ISLAMABAD -  Even after the registration of a case against former ambassador to US Husain Haqqani in the Memogate scandal, it is unlikely that the Federal Investigation Agency will succeed in bringing him back through Interpol because the latter does not intervene in political matters.

The government on Tuesday informed the Supreme Court that the FIA is considering registering an FIR against the former ambassador in a move to bring him back and try him in the Memogate case.

Interpol’s charter forbids it from undertaking interventions in activities of a political, military, religious or racial nature or involving itself in disputes over such matters.

According to the charter, Interpol’s work focuses primarily on public safety and battling transnational crimes against humanity, child pornography, computer crime and cybercrime, drug trafficking, environmental crime, genocide, human trafficking, illicit drug production, copyright infringement, illicit traffic in works of art, intellectual property crime, money laundering, organized crime, corruption, terrorism, war crimes, weapons smuggling and the white-collar crime.

A former FIA official, who remained associated with the agency’s legal wing for years, said that it was unlikely that Interpol would proceed against Haqqani as the case was political in nature.  "Interpol does not proceed in such cases that are political in nature,” he said adding that the case of Muttahida Qaumi Movement founder Altaf Hussain is a fine example in this connection.

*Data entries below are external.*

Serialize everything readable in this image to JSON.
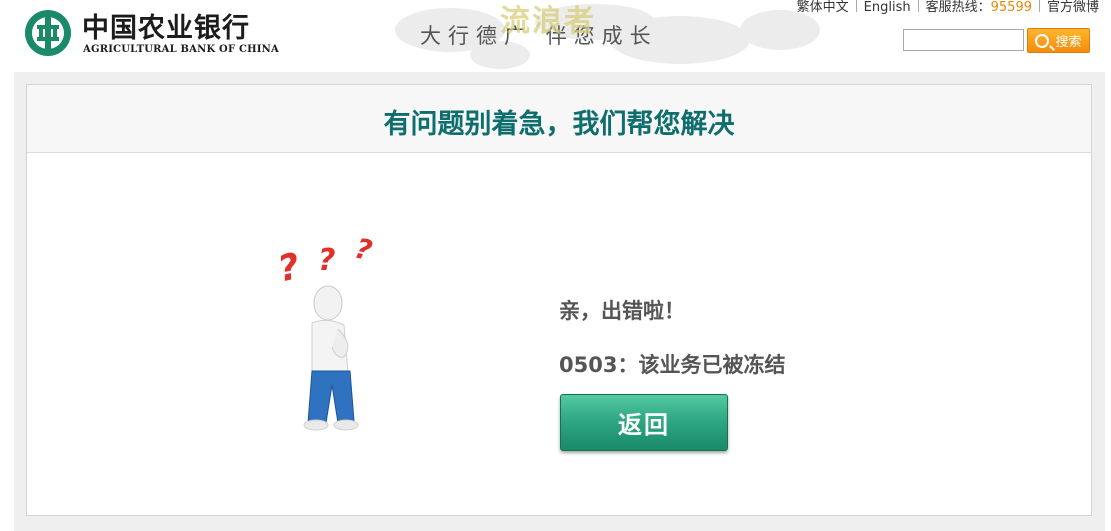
{
  "header": {
    "logo_cn": "中国农业银行",
    "logo_en": "AGRICULTURAL BANK OF CHINA",
    "slogan_left": "大行德广",
    "slogan_right": "伴您成长",
    "watermark": "流浪者",
    "links": {
      "traditional": "繁体中文",
      "english": "English",
      "hotline_label": "客服热线：",
      "hotline_number": "95599",
      "weibo": "官方微博"
    },
    "search": {
      "value": "",
      "placeholder": "",
      "button_label": "搜索"
    }
  },
  "main": {
    "title": "有问题别着急，我们帮您解决",
    "error_heading": "亲，出错啦！",
    "error_message": "0503：该业务已被冻结",
    "back_button": "返回"
  },
  "colors": {
    "brand_teal": "#0e6e6e",
    "logo_green": "#1a8a68",
    "accent_orange": "#f48c0a",
    "question_red": "#e0302a"
  },
  "icons": [
    "abc-logo-icon",
    "search-icon",
    "confused-figure-icon"
  ]
}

The government has informed the apex court that the FIA had written to the Interpol for issuing red warrants for Haqqani but the international police had raised certain objections to the request. Certain pre-requisites had to be met before the Interpol issued red notices.

On February 15, a three-member Supreme Court bench headed Chief Justice Saqib Nisar issued a warrant for arresting Haqqani in the Memogate case, asking the government to take measures to bring him back.

Haqqani was implicated in the Memogate case for allegedly writing a memorandum to US Admiral Mike Mullen seeking the US intervention alleging that the army intended to topple the then Pakistan People’s Party government in the aftermath of May 1, 2010, US raid in Abbottabad that killed Al-Qaeda leader Osama bin Laden. 

Haqqani had left the country when former chief justice Iftikhar Mohammad Chaudhry was hearing the Memogate case against him and the court had formed a commission to probe charges against him. Later, the commission held him guilty in its findings but he never returned to Pakistan to face the allegations against him.

Haqqani was allowed to leave the country by the Supreme Court in 2012 after he gave a commitment to the apex court that he would return to the country whenever the court asked for.